While weíre on our roll of moan, we may as well mention the saving situation. The simple answer is, it doesnít, unless youíre on an active mission. Early on we took a tour of Panau, mostly on foot, then by boat, then by scooter...we travelled for miles. All we were doing was taking in the scenery (more of which later), soaking up much of the islandís atmosphere and suddenly walked into a heavily-armed military base. Obviously with our tightly rationed ammo, we were toast. The game then sent us back in time, spawning back well before we began our little adventure.

boom game reviews - Just Cause 2
Whoops, there goes another Toyota.

On top of all this, itís also bugged to buggery. On one of our journeys, we decided to let the helicopter take the strain. We popped over to a small island settlement we had yet to visit, landing on the beach so as not to arouse military suspicion. We went for a walk, got bored, and then decided to get back on our ride. It wouldnít let us. It was in front of us, but wouldnít let us in. We came across the idea that it was on too much water and that it might need to be on more land. So we swam out to a nearby barge, hijacked it, manoeuvred it into position and nudged the Ďcopter further onto shore. Feeling rather smug with ourselves we went to reverse the barge away from the flying machine so we could be on our way. But there was no reverse on the barge. We now had a barge and a helicopter on a beach, neither of which we could use. So then we hijacked a second barge, to dislodge the first, so we could use the helicopter. And we did free the beached barge, but the helicopter still would not fly. And all this in twenty very human minutes; twenty minutes we will never see again.

Despite all these moans and groans though, we couldnít help but enjoy playing Just Cause 2. The setting of Panau is simply breath-taking, taking in vast mountain ranges, deserts, snowy vistas and mile after mile of the bluest waters youíll ever see, all rendered in remarkable detail. Also, the lighting and weather people did an incredible job, with the kind of sunsets you only see on postcards, as well as sand that Brighton beach would kill for.

The missions are also of a nice variety, and not nearly as mundane as other sandbox-style games we could mention. It angered us that there was no auto-aim with which to take out the myriad of baddies that had no such difficulty aiming at us. And yet still we played on. We were also disappointed to see the now ubiquitous girlie show locale, even if it was a mile high in the air. And yet we played on. We werenít even that disappointed that there were no online elements whatsoever. Sometimes a player just wants to go solo and forget about the rest of the cyber world.

Time and again we were left gobsmacked at the truly amazing environments; we even enjoyed just swimming around, as it probably boasts the best swimming physics of any game.

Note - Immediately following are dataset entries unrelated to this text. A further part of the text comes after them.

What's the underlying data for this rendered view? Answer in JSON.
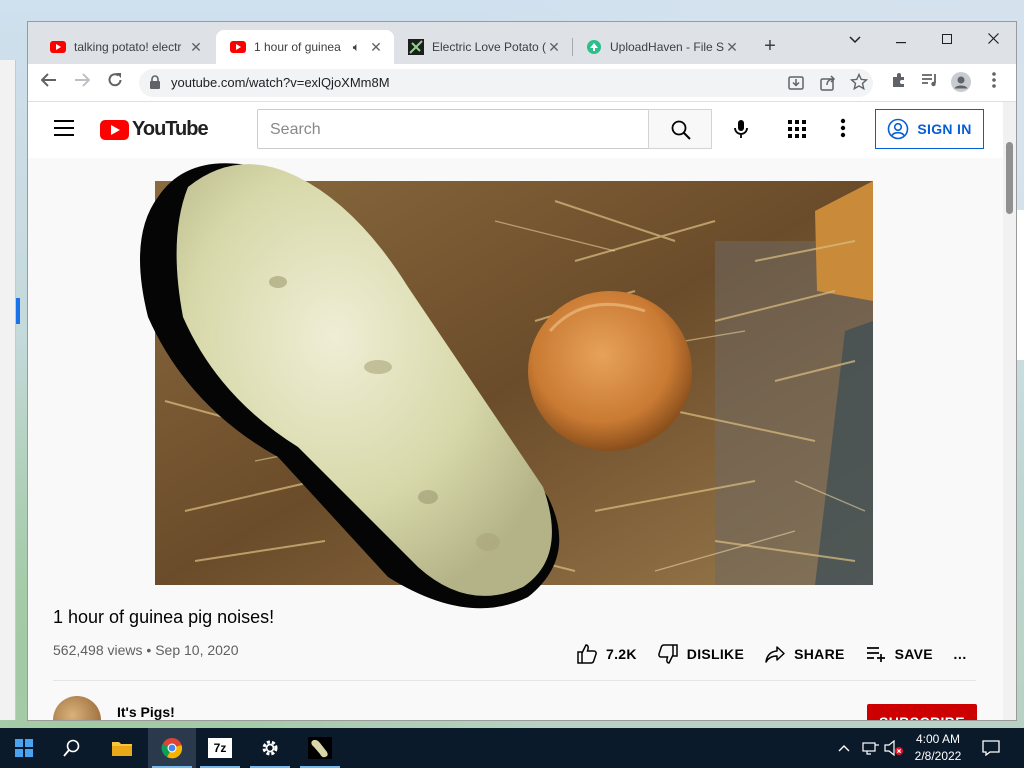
{
  "browser": {
    "tabs": [
      {
        "title": "talking potato! electr",
        "favicon": "youtube-icon",
        "active": false
      },
      {
        "title": "1 hour of guinea",
        "favicon": "youtube-icon",
        "active": true,
        "audio": "speaker-icon"
      },
      {
        "title": "Electric Love Potato (",
        "favicon": "potato-favicon",
        "active": false
      },
      {
        "title": "UploadHaven - File S",
        "favicon": "uploadhaven-icon",
        "active": false
      }
    ],
    "new_tab_symbol": "+",
    "url": "youtube.com/watch?v=exlQjoXMm8M"
  },
  "youtube": {
    "logo_text": "YouTube",
    "search_placeholder": "Search",
    "sign_in_label": "SIGN IN",
    "video": {
      "title": "1 hour of guinea pig noises!",
      "views": "562,498 views",
      "separator": "•",
      "date": "Sep 10, 2020",
      "likes": "7.2K",
      "dislike_label": "DISLIKE",
      "share_label": "SHARE",
      "save_label": "SAVE",
      "more_symbol": "…"
    },
    "channel": {
      "name": "It's Pigs!",
      "subscribe_label": "SUBSCRIBE"
    }
  },
  "taskbar": {
    "apps": [
      "windows-start-icon",
      "search-icon",
      "file-explorer-icon",
      "chrome-icon",
      "7zip-icon",
      "settings-gear-icon",
      "potato-app-icon"
    ],
    "seven_zip_label": "7z",
    "time": "4:00 AM",
    "date": "2/8/2022"
  },
  "colors": {
    "youtube_red": "#ff0000",
    "sign_in_blue": "#065fd4",
    "subscribe_red": "#cc0000",
    "taskbar": "#0b1a2b"
  }
}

Obviously not really something you can shout about on the box, but we were suitably impressed.

We just desperately wanted the broken bits to work as we wanted nothing more than to book our trip to Panau on teletext and get the next flight out there.

On balance the game does more wrong than right Ė but only just. Certainly its most annoying bits are easy to put right. We just wished that that they had been fixed before its release.

If youíre looking for a GTA experience that gets you out of the city however, hitching a ride with Rico Rodriguez is a definite alternative. Weíll be keeping a very close eye on Ricoís next destination, thatís for sure.

three out of five